ACTIVITY:
Output all the data exactly.

RECORDS SHOWN:
Start of Block

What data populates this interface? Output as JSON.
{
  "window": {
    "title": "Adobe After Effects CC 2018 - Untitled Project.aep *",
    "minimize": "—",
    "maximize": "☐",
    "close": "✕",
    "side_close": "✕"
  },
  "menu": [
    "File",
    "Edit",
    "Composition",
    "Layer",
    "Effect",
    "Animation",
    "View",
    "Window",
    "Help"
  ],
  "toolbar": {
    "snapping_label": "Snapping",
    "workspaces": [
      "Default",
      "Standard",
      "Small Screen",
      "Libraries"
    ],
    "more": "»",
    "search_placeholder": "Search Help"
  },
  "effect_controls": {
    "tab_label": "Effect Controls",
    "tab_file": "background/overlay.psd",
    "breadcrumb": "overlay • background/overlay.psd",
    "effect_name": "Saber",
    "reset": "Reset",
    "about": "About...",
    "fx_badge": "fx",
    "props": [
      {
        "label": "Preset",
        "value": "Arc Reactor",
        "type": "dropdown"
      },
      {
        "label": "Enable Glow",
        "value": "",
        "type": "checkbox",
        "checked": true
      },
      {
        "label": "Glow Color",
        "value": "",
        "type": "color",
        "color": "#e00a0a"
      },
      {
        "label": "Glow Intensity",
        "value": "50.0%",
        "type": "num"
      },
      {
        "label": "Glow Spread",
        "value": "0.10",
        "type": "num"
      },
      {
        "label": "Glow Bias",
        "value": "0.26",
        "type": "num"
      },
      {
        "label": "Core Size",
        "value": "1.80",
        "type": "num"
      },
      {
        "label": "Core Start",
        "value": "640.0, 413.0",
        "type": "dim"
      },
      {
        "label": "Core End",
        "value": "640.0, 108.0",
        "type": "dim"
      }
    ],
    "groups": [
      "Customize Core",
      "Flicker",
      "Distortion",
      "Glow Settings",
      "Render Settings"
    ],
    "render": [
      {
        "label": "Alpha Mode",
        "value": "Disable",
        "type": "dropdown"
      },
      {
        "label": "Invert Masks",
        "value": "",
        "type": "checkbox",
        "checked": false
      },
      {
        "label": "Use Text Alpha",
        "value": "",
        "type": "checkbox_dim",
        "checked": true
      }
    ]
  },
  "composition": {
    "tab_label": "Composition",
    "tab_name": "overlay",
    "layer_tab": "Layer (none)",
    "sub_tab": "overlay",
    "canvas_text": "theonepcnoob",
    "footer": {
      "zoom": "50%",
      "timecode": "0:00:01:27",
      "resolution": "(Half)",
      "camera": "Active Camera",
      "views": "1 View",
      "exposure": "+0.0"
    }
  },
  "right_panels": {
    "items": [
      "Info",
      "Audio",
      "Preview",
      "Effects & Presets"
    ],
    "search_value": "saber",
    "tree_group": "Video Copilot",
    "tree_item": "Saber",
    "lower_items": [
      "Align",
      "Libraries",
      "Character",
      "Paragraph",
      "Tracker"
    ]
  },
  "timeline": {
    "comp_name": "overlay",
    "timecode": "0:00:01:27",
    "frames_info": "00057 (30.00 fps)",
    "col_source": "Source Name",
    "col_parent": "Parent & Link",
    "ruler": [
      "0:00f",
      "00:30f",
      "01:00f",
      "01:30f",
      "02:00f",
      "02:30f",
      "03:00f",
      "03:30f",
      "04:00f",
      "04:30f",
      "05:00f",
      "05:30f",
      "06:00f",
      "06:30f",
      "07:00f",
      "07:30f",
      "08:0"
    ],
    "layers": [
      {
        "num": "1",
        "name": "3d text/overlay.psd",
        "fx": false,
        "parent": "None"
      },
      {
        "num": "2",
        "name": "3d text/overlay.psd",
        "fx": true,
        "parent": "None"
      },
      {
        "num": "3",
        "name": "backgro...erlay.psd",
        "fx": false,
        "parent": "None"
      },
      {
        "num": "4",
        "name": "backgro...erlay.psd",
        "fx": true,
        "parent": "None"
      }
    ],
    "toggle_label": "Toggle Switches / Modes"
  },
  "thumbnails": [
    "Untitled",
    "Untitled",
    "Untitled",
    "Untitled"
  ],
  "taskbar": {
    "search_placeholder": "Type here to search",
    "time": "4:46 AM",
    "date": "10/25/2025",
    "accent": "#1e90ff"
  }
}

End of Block

WRITTEN REPLY:
What data populates this interface? Output as JSON.
{
  "window": {
    "title": "Adobe After Effects CC 2018 - Untitled Project.aep *",
    "minimize": "—",
    "maximize": "☐",
    "close": "✕",
    "side_close": "✕"
  },
  "menu": [
    "File",
    "Edit",
    "Composition",
    "Layer",
    "Effect",
    "Animation",
    "View",
    "Window",
    "Help"
  ],
  "toolbar": {
    "snapping_label": "Snapping",
    "workspaces": [
      "Default",
      "Standard",
      "Small Screen",
      "Libraries"
    ],
    "more": "»",
    "search_placeholder": "Search Help"
  },
  "effect_controls": {
    "tab_label": "Effect Controls",
    "tab_file": "background/overlay.psd",
    "breadcrumb": "overlay • background/overlay.psd",
    "effect_name": "Saber",
    "reset": "Reset",
    "about": "About...",
    "fx_badge": "fx",
    "props": [
      {
        "label": "Preset",
        "value": "Arc Reactor",
        "type": "dropdown"
      },
      {
        "label": "Enable Glow",
        "value": "",
        "type": "checkbox",
        "checked": true
      },
      {
        "label": "Glow Color",
        "value": "",
        "type": "color",
        "color": "#e00a0a"
      },
      {
        "label": "Glow Intensity",
        "value": "50.0%",
        "type": "num"
      },
      {
        "label": "Glow Spread",
        "value": "0.10",
        "type": "num"
      },
      {
        "label": "Glow Bias",
        "value": "0.26",
        "type": "num"
      },
      {
        "label": "Core Size",
        "value": "1.80",
        "type": "num"
      },
      {
        "label": "Core Start",
        "value": "640.0, 413.0",
        "type": "dim"
      },
      {
        "label": "Core End",
        "value": "640.0, 108.0",
        "type": "dim"
      }
    ],
    "groups": [
      "Customize Core",
      "Flicker",
      "Distortion",
      "Glow Settings",
      "Render Settings"
    ],
    "render": [
      {
        "label": "Alpha Mode",
        "value": "Disable",
        "type": "dropdown"
      },
      {
        "label": "Invert Masks",
        "value": "",
        "type": "checkbox",
        "checked": false
      },
      {
        "label": "Use Text Alpha",
        "value": "",
        "type": "checkbox_dim",
        "checked": true
      }
    ]
  },
  "composition": {
    "tab_label": "Composition",
    "tab_name": "overlay",
    "layer_tab": "Layer (none)",
    "sub_tab": "overlay",
    "canvas_text": "theonepcnoob",
    "footer": {
      "zoom": "50%",
      "timecode": "0:00:01:27",
      "resolution": "(Half)",
      "camera": "Active Camera",
      "views": "1 View",
      "exposure": "+0.0"
    }
  },
  "right_panels": {
    "items": [
      "Info",
      "Audio",
      "Preview",
      "Effects & Presets"
    ],
    "search_value": "saber",
    "tree_group": "Video Copilot",
    "tree_item": "Saber",
    "lower_items": [
      "Align",
      "Libraries",
      "Character",
      "Paragraph",
      "Tracker"
    ]
  },
  "timeline": {
    "comp_name": "overlay",
    "timecode": "0:00:01:27",
    "frames_info": "00057 (30.00 fps)",
    "col_source": "Source Name",
    "col_parent": "Parent & Link",
    "ruler": [
      "0:00f",
      "00:30f",
      "01:00f",
      "01:30f",
      "02:00f",
      "02:30f",
      "03:00f",
      "03:30f",
      "04:00f",
      "04:30f",
      "05:00f",
      "05:30f",
      "06:00f",
      "06:30f",
      "07:00f",
      "07:30f",
      "08:0"
    ],
    "layers": [
      {
        "num": "1",
        "name": "3d text/overlay.psd",
        "fx": false,
        "parent": "None"
      },
      {
        "num": "2",
        "name": "3d text/overlay.psd",
        "fx": true,
        "parent": "None"
      },
      {
        "num": "3",
        "name": "backgro...erlay.psd",
        "fx": false,
        "parent": "None"
      },
      {
        "num": "4",
        "name": "backgro...erlay.psd",
        "fx": true,
        "parent": "None"
      }
    ],
    "toggle_label": "Toggle Switches / Modes"
  },
  "thumbnails": [
    "Untitled",
    "Untitled",
    "Untitled",
    "Untitled"
  ],
  "taskbar": {
    "search_placeholder": "Type here to search",
    "time": "4:46 AM",
    "date": "10/25/2025",
    "accent": "#1e90ff"
  }
}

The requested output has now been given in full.